───── Material to process ─────

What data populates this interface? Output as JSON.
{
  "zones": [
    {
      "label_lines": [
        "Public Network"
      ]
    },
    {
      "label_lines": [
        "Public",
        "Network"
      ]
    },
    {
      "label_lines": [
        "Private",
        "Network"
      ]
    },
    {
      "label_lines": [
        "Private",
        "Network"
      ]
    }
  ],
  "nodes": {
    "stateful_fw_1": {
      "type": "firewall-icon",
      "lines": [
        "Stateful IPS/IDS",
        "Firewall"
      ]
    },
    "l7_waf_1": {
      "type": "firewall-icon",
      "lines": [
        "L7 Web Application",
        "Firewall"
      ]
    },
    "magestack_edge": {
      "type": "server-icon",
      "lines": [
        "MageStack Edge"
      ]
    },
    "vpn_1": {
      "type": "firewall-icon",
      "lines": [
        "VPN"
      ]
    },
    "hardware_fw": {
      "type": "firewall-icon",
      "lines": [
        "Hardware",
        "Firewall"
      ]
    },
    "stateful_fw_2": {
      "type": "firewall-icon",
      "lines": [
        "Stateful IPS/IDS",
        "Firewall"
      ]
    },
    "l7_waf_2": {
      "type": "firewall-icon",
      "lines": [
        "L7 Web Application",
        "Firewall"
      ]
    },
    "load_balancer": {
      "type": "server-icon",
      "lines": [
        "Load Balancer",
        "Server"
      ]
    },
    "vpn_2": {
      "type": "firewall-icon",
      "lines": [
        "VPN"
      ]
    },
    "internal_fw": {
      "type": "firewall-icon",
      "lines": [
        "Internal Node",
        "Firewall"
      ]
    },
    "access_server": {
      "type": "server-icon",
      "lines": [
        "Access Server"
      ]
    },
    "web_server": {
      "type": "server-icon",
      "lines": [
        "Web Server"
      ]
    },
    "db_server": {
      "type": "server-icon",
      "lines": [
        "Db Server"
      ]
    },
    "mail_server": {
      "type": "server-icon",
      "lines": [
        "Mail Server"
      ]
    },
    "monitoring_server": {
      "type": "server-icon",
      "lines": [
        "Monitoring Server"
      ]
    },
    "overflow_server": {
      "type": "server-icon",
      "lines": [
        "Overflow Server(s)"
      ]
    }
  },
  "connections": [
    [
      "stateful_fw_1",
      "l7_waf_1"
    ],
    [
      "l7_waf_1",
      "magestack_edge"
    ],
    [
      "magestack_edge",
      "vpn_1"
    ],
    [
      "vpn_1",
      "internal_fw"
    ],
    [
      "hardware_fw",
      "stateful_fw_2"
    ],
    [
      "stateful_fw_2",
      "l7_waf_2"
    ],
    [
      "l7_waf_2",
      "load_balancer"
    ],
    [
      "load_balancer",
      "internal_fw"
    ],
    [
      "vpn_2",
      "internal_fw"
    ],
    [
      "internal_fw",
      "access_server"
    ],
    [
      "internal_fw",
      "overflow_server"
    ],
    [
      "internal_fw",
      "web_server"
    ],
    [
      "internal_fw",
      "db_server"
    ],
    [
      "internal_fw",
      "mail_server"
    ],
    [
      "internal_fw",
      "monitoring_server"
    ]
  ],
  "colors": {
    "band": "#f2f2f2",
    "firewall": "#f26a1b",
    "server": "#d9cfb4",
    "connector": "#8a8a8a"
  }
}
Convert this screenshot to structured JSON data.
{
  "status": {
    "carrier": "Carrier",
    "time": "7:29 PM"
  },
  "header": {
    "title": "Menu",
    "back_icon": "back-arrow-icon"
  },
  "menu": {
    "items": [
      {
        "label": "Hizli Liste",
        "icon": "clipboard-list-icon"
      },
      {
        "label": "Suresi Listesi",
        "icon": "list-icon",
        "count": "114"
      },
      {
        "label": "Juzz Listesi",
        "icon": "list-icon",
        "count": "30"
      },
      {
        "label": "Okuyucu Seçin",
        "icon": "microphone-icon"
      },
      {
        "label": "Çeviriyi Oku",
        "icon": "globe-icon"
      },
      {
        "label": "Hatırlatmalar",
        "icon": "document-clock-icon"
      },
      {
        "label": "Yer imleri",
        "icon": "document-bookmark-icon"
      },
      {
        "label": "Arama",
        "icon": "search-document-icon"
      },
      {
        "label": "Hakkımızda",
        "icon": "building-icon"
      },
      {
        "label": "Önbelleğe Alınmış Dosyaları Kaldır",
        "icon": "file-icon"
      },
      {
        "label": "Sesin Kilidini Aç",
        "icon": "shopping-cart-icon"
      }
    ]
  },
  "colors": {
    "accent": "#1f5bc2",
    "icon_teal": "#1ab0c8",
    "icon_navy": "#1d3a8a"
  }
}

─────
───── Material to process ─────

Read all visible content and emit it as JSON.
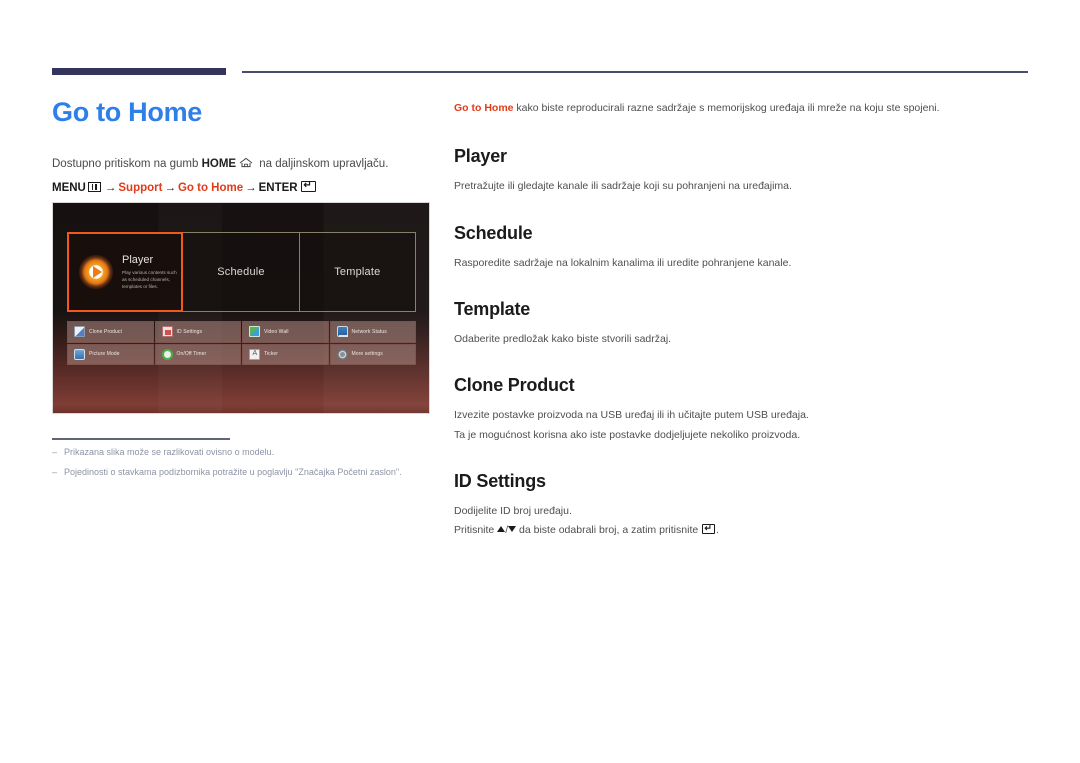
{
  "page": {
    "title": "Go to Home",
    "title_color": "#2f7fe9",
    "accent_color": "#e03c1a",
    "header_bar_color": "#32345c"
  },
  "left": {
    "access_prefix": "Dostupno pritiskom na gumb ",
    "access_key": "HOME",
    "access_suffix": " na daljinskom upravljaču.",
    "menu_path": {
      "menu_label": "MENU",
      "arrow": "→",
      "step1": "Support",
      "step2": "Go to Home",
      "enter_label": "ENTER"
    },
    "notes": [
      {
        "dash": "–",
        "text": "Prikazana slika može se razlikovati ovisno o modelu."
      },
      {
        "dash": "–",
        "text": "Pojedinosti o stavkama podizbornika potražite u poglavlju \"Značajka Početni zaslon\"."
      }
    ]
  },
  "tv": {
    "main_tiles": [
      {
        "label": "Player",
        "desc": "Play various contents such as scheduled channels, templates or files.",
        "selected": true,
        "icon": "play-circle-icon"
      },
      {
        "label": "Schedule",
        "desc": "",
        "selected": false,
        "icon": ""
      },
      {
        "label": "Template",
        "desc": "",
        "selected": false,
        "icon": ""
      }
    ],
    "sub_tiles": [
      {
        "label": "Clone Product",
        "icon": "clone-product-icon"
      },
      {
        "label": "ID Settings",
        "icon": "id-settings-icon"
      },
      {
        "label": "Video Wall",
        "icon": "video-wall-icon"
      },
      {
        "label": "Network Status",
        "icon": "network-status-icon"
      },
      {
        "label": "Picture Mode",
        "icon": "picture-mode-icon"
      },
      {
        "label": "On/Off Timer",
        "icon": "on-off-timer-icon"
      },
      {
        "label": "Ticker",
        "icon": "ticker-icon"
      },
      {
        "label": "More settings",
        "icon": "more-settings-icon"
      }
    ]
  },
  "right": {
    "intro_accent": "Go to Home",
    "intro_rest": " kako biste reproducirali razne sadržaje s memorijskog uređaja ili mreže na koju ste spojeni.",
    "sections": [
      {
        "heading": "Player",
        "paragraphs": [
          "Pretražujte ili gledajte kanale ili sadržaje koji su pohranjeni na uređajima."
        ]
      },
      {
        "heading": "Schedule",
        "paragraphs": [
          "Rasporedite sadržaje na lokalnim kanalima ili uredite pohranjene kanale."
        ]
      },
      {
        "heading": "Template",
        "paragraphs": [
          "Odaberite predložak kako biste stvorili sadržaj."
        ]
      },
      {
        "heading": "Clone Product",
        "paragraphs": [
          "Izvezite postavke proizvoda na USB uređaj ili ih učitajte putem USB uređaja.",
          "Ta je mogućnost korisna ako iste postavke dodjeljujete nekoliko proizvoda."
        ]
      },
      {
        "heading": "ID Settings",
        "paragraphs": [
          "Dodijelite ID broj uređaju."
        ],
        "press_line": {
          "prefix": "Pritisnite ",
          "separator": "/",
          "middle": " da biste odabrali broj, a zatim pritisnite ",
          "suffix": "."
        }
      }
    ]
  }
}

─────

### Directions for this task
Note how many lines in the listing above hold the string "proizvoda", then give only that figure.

### Completed task
2